__TASK DIRECTIONS__:
For the records below, give the number of lines that include the string "icon". Nothing else belongs in the answer.
======
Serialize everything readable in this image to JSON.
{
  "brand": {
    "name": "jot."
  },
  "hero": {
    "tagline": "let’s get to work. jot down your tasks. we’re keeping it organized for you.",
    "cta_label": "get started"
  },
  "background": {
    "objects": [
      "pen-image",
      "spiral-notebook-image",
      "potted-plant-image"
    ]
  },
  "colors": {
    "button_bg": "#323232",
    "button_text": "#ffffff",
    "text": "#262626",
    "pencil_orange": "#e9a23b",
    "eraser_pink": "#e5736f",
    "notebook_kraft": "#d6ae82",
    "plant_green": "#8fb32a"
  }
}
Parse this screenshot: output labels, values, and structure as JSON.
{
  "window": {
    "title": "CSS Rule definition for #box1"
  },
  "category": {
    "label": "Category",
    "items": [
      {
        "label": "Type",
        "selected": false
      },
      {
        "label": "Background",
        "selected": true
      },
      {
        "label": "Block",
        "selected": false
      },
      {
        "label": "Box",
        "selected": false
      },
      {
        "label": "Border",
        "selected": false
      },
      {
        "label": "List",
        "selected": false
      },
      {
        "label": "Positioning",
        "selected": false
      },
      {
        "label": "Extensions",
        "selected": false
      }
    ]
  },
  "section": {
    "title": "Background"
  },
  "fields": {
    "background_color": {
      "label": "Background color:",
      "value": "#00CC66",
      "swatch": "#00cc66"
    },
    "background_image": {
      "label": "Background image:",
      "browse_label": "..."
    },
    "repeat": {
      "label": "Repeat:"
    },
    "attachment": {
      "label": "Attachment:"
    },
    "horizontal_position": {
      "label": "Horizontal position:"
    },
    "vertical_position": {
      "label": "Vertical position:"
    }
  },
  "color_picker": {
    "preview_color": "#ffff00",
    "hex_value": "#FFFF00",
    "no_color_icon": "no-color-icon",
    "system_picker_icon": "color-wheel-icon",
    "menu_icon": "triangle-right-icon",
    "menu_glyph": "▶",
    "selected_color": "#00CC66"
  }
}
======
__THE COMPLETED TASK__:
3